But where did all the secret information come from? In the movies we will never know, but in the real world it might be Building Information Technology (BIM). If you haven’t heard of BIM, you’re not alone. That’s where Swinburne’s principal advisor for BIM, or ‘BIM translator’, Will Joske, comes in.
Mr Joske has worked at Swinburne’s PAVE since 2019, teaching the short course ‘2 Days to BIM‘ for those with industry experience and the Associate Degree of Applied Technologies – Building Information Modelling, which provides students with in-depth knowledge of the role of BIM and digital engineering.
The intricacies of BIM

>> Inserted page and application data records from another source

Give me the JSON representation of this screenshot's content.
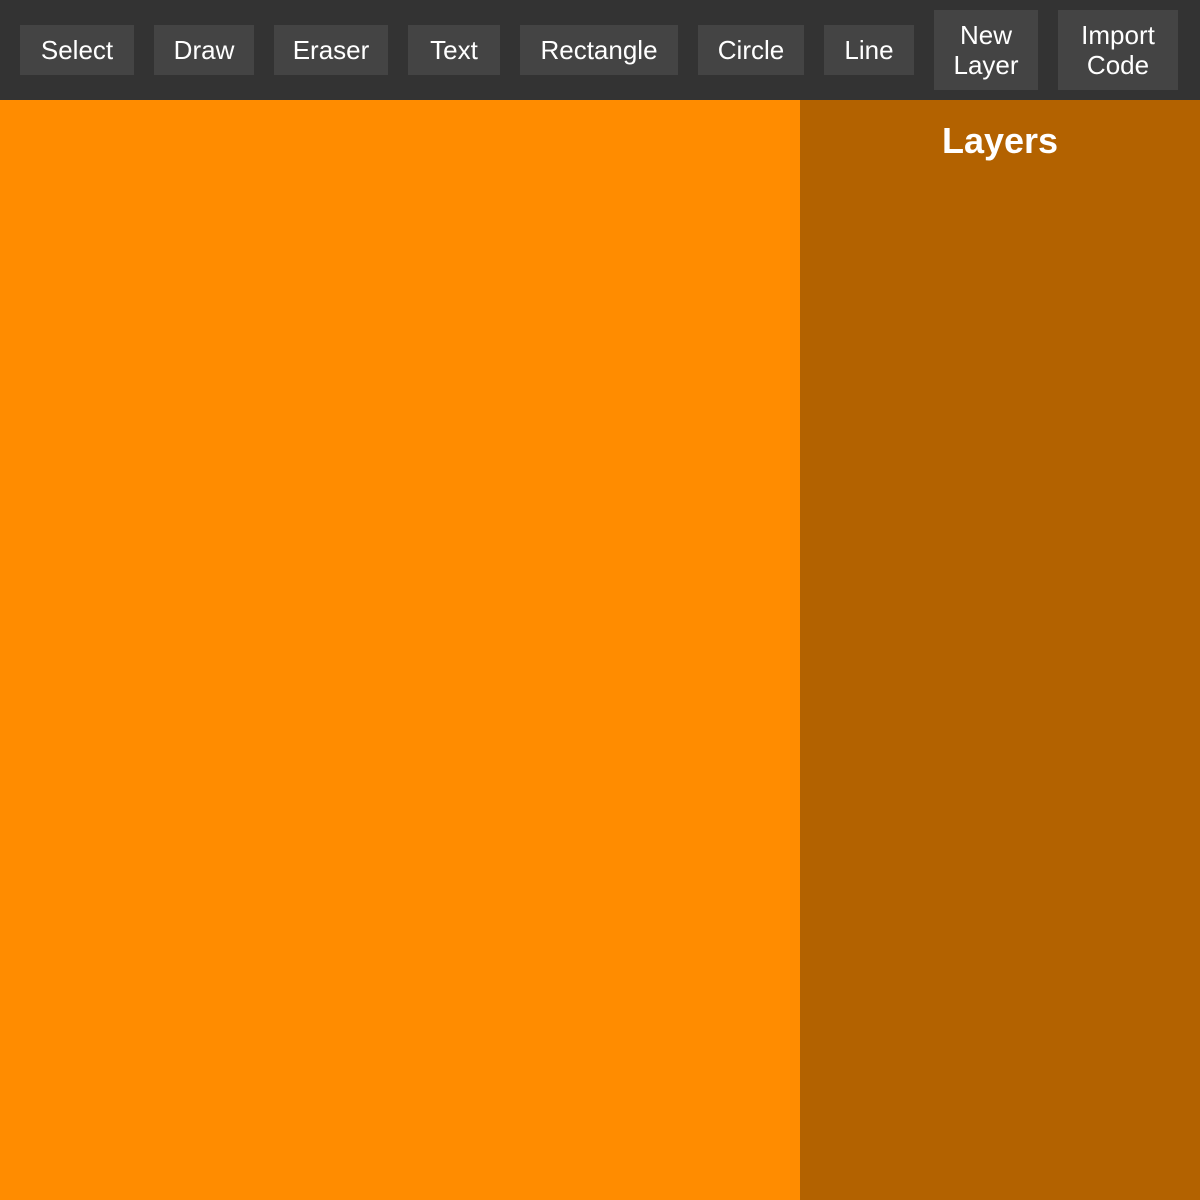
{
  "toolbar": {
    "buttons": [
      {
        "label": "Select"
      },
      {
        "label": "Draw"
      },
      {
        "label": "Eraser"
      },
      {
        "label": "Text"
      },
      {
        "label": "Rectangle"
      },
      {
        "label": "Circle"
      },
      {
        "label": "Line"
      },
      {
        "label": "New Layer"
      },
      {
        "label": "Import Code"
      }
    ]
  },
  "layers_panel": {
    "title": "Layers"
  },
  "colors": {
    "toolbar_bg": "#333333",
    "button_bg": "#444444",
    "canvas_bg": "#ff8c00",
    "panel_bg": "#b36200",
    "text": "#ffffff"
  }
}
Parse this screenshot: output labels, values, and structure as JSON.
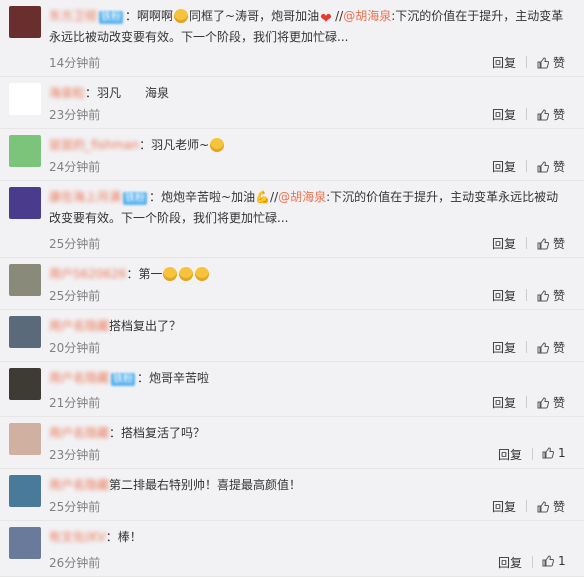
{
  "comments": [
    {
      "name": "东方卫视",
      "badge": "铁粉",
      "text_parts": [
        {
          "t": "：啊啊啊"
        },
        {
          "emoji": "yellow"
        },
        {
          "t": "同框了~涛哥，炮哥加油"
        },
        {
          "emoji": "heart"
        },
        {
          "t": "//"
        },
        {
          "mention": "@胡海泉"
        },
        {
          "t": ":下沉的价值在于提升，主动变革永远比被动改变要有效。下一个阶段，我们将更加忙碌..."
        }
      ],
      "time": "14分钟前",
      "reply_label": "回复",
      "like_label": "赞",
      "avatar_color": "#6b2e2e"
    },
    {
      "name": "海泉粒",
      "badge": "",
      "text_parts": [
        {
          "t": "：羽凡　　海泉"
        }
      ],
      "time": "23分钟前",
      "reply_label": "回复",
      "like_label": "赞",
      "avatar_color": "#ffffff"
    },
    {
      "name": "鼠鼠的_fishman",
      "badge": "",
      "text_parts": [
        {
          "t": "：羽凡老师~"
        },
        {
          "emoji": "yellow"
        }
      ],
      "time": "24分钟前",
      "reply_label": "回复",
      "like_label": "赞",
      "avatar_color": "#7cc47a"
    },
    {
      "name": "康在海上月满",
      "badge": "铁粉",
      "text_parts": [
        {
          "t": "：炮炮辛苦啦~加油"
        },
        {
          "t": "💪"
        },
        {
          "t": "//"
        },
        {
          "mention": "@胡海泉"
        },
        {
          "t": ":下沉的价值在于提升，主动变革永远比被动改变要有效。下一个阶段，我们将更加忙碌..."
        }
      ],
      "time": "25分钟前",
      "reply_label": "回复",
      "like_label": "赞",
      "avatar_color": "#4a3b8c"
    },
    {
      "name": "用户5620626",
      "badge": "",
      "text_parts": [
        {
          "t": "：第一"
        },
        {
          "emoji": "yellow"
        },
        {
          "emoji": "yellow"
        },
        {
          "emoji": "yellow"
        }
      ],
      "time": "25分钟前",
      "reply_label": "回复",
      "like_label": "赞",
      "avatar_color": "#8a8a7a"
    },
    {
      "name": "用户名隐藏",
      "badge": "",
      "text_parts": [
        {
          "t": "搭档复出了？"
        }
      ],
      "time": "20分钟前",
      "reply_label": "回复",
      "like_label": "赞",
      "avatar_color": "#5a6a7a"
    },
    {
      "name": "用户名隐藏",
      "badge": "铁粉",
      "text_parts": [
        {
          "t": "：炮哥辛苦啦"
        }
      ],
      "time": "21分钟前",
      "reply_label": "回复",
      "like_label": "赞",
      "avatar_color": "#3e3a34"
    },
    {
      "name": "用户名隐藏",
      "badge": "",
      "text_parts": [
        {
          "t": "：搭档复活了吗？"
        }
      ],
      "time": "23分钟前",
      "reply_label": "回复",
      "like_label": "1",
      "avatar_color": "#d0b0a0"
    },
    {
      "name": "用户名隐藏",
      "badge": "",
      "text_parts": [
        {
          "t": "第二排最右特别帅！喜提最高颜值！"
        }
      ],
      "time": "25分钟前",
      "reply_label": "回复",
      "like_label": "赞",
      "avatar_color": "#4a7a9a"
    },
    {
      "name": "有文化(KV",
      "badge": "",
      "text_parts": [
        {
          "t": "：棒！"
        }
      ],
      "time": "26分钟前",
      "reply_label": "回复",
      "like_label": "1",
      "avatar_color": "#6a7a9a"
    }
  ]
}
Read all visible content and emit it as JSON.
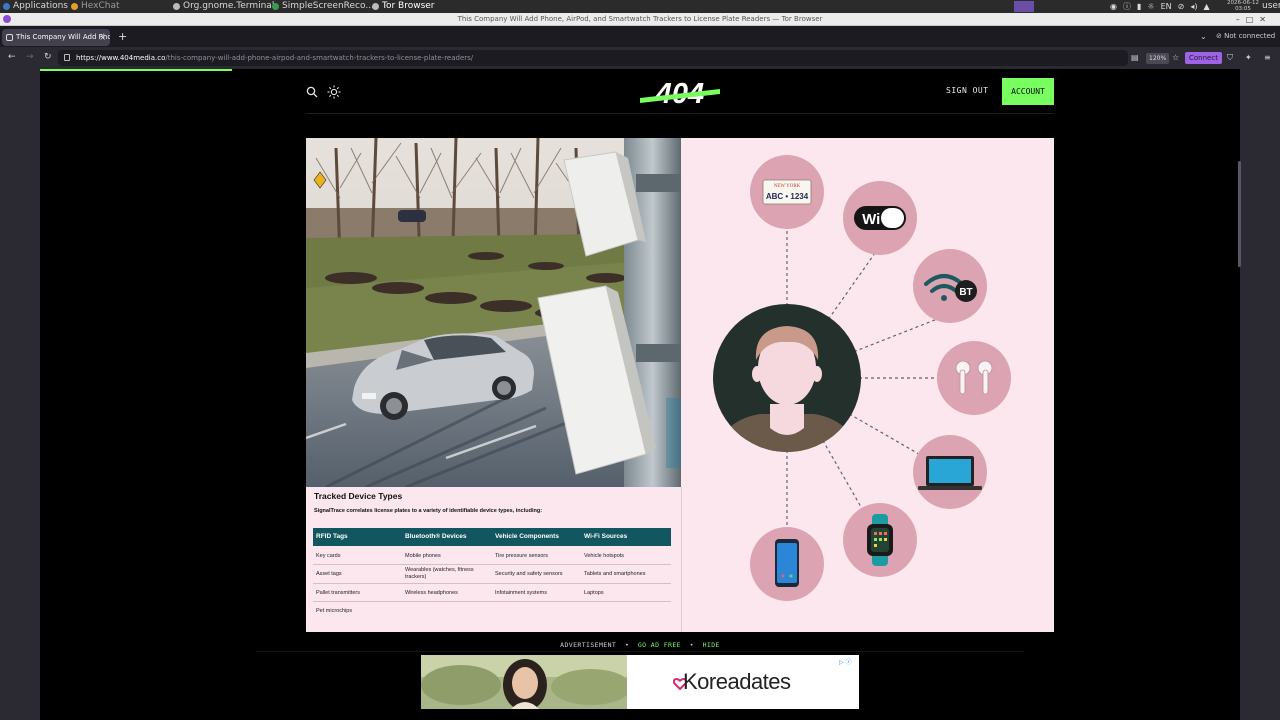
{
  "system": {
    "apps_label": "Applications",
    "tasks": [
      {
        "label": "HexChat",
        "color": "#e0a030"
      },
      {
        "label": "Org.gnome.Terminal",
        "color": "#bbbbbb"
      },
      {
        "label": "SimpleScreenReco...",
        "color": "#3a9a50"
      },
      {
        "label": "Tor Browser",
        "color": "#bbbbbb"
      }
    ],
    "tray_lang": "EN",
    "clock_date": "2026-06-12",
    "clock_time": "03:05",
    "user": "user"
  },
  "window": {
    "title": "This Company Will Add Phone, AirPod, and Smartwatch Trackers to License Plate Readers — Tor Browser"
  },
  "browser": {
    "tab_title": "This Company Will Add Phone",
    "tab_close": "×",
    "new_tab": "+",
    "tabs_menu": "⌄",
    "connection_status": "Not connected",
    "url_host": "https://www.404media.co",
    "url_path": "/this-company-will-add-phone-airpod-and-smartwatch-trackers-to-license-plate-readers/",
    "zoom": "120%",
    "connect_label": "Connect"
  },
  "site": {
    "logo_text": "404",
    "signout_label": "SIGN OUT",
    "account_label": "ACCOUNT",
    "accent": "#79fe61"
  },
  "figure": {
    "heading": "Tracked Device Types",
    "description": "SignalTrace correlates license plates to a variety of identifiable device types, including:",
    "columns": [
      "RFID Tags",
      "Bluetooth® Devices",
      "Vehicle Components",
      "Wi-Fi Sources"
    ],
    "rows": [
      [
        "Key cards",
        "Mobile phones",
        "Tire pressure sensors",
        "Vehicle hotspots"
      ],
      [
        "Asset tags",
        "Wearables (watches, fitness trackers)",
        "Security and safety sensors",
        "Tablets and smartphones"
      ],
      [
        "Pallet transmitters",
        "Wireless headphones",
        "Infotainment systems",
        "Laptops"
      ],
      [
        "Pet microchips",
        "",
        "",
        ""
      ]
    ],
    "plate_state": "NEW YORK",
    "plate_number": "ABC • 1234",
    "wifi_text": "Wi Fi",
    "bt_text": "BT",
    "header_color": "#12575f",
    "node_color": "#dca4b2"
  },
  "ad": {
    "label": "ADVERTISEMENT",
    "go_ad_free": "GO AD FREE",
    "hide": "HIDE",
    "sep": "•",
    "brand": "Koreadates",
    "choice_icon": "ad-choices-icon"
  }
}
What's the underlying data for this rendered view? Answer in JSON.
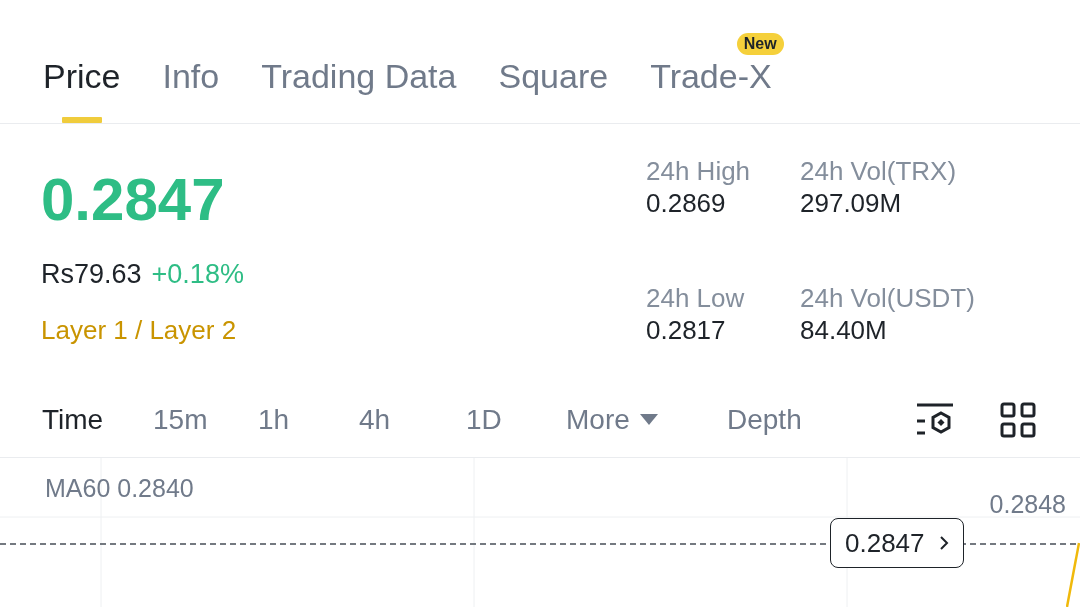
{
  "tabs": [
    {
      "label": "Price",
      "selected": true
    },
    {
      "label": "Info",
      "selected": false
    },
    {
      "label": "Trading Data",
      "selected": false
    },
    {
      "label": "Square",
      "selected": false
    },
    {
      "label": "Trade-X",
      "selected": false,
      "badge": "New"
    }
  ],
  "price": {
    "last": "0.2847",
    "fiat": "Rs79.63",
    "change": "+0.18%",
    "category": "Layer 1 / Layer 2"
  },
  "stats": [
    {
      "label": "24h High",
      "value": "0.2869"
    },
    {
      "label": "24h Vol(TRX)",
      "value": "297.09M"
    },
    {
      "label": "24h Low",
      "value": "0.2817"
    },
    {
      "label": "24h Vol(USDT)",
      "value": "84.40M"
    }
  ],
  "intervals": [
    {
      "label": "Time",
      "selected": true,
      "kind": "text"
    },
    {
      "label": "15m",
      "selected": false,
      "kind": "text"
    },
    {
      "label": "1h",
      "selected": false,
      "kind": "text"
    },
    {
      "label": "4h",
      "selected": false,
      "kind": "text"
    },
    {
      "label": "1D",
      "selected": false,
      "kind": "text"
    },
    {
      "label": "More",
      "selected": false,
      "kind": "dropdown"
    },
    {
      "label": "Depth",
      "selected": false,
      "kind": "text"
    }
  ],
  "chart": {
    "ma_label": "MA60 0.2840",
    "axis_label": "0.2848",
    "last_price": "0.2847"
  }
}
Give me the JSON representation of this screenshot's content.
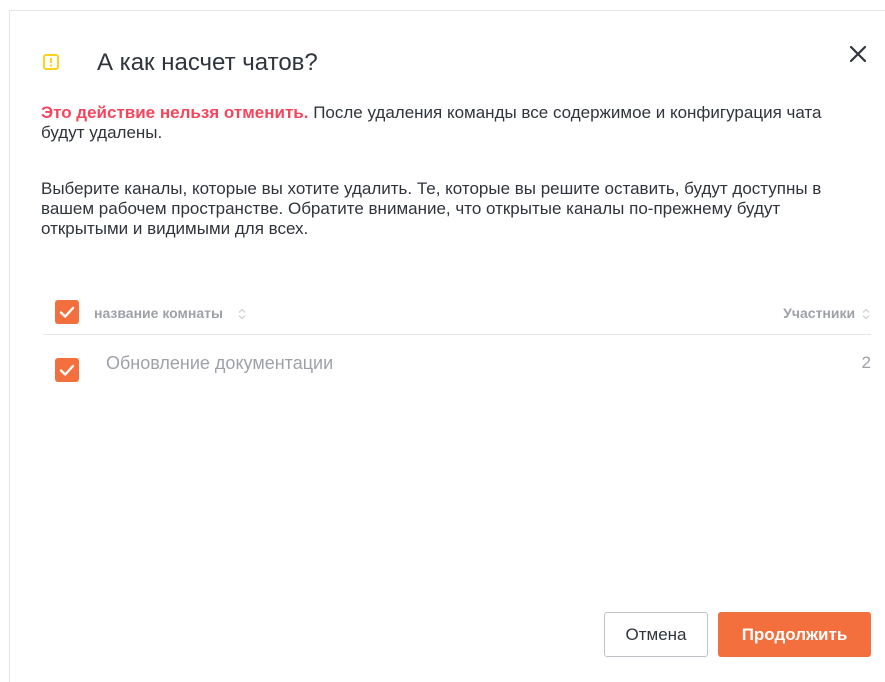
{
  "modal": {
    "title": "А как насчет чатов?",
    "warning_strong": "Это действие нельзя отменить.",
    "warning_text": " После удаления команды все содержимое и конфигурация чата будут удалены.",
    "info_text": "Выберите каналы, которые вы хотите удалить. Те, которые вы решите оставить, будут доступны в вашем рабочем пространстве. Обратите внимание, что открытые каналы по-прежнему будут открытыми и видимыми для всех.",
    "table": {
      "columns": {
        "name": "название комнаты",
        "members": "Участники"
      },
      "all_selected": true,
      "rows": [
        {
          "name": "Обновление документации",
          "members": "2",
          "selected": true
        }
      ]
    },
    "buttons": {
      "cancel": "Отмена",
      "continue": "Продолжить"
    }
  },
  "colors": {
    "accent": "#f36f3d",
    "danger": "#f5455c",
    "warning_icon": "#ffd21f"
  },
  "icons": {
    "warning": "warning-icon",
    "close": "close-icon",
    "sort": "sort-icon",
    "check": "check-icon"
  }
}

‘The analogy that likens movie tropes to the construction industry is just one strategy that helps students better understand the role of BIM and digital engineering,’ Mr Joske says.
BIM makes digital data and 3D models work together, with many technical advantages and challenges. Virtual reality, coordinating and clash detecting complex structural and services, simulating construction sequences and mapping pedestrian movement are just some of the opportunities that BIM provides.
BIM enables a ‘golden thread’ of structured and validated information into the operational phase of our buildings and infrastructure. The phrase ‘golden thread’ was central to the ‘Building a Safer Future’ report released after the 2017 Grenfell Tower fire in London that recommended BIM to manage the digital records of buildings and make safety information accessible.
A basic concept of BIM, digital data and 3D models interrelate to deliver the right information to the right people at the right time.
Creating the next BIM specialists
Many tools for BIM have already been adopted in the industry, but due to its complexity there are still many challenges ahead, Mr Joske believes. ‘The solutions to those challenges will rely on leadership, digital literacy, consistency and an approach to broadening knowledge and skills.’
He says that higher education and vocational courses are ‘critical’ in fostering digitally literate, future workers. These courses need to extend beyond the ‘technical’ solutions and include aspects of leadership and change management, like Swinburne’s.
‘The future of our industry places far greater value and dependence on data, and this is impacting all aspects of the construction industry in some way,’ he says. ‘My role gives me the opportunity to learn from others while passing on my knowledge which is always rewarding.’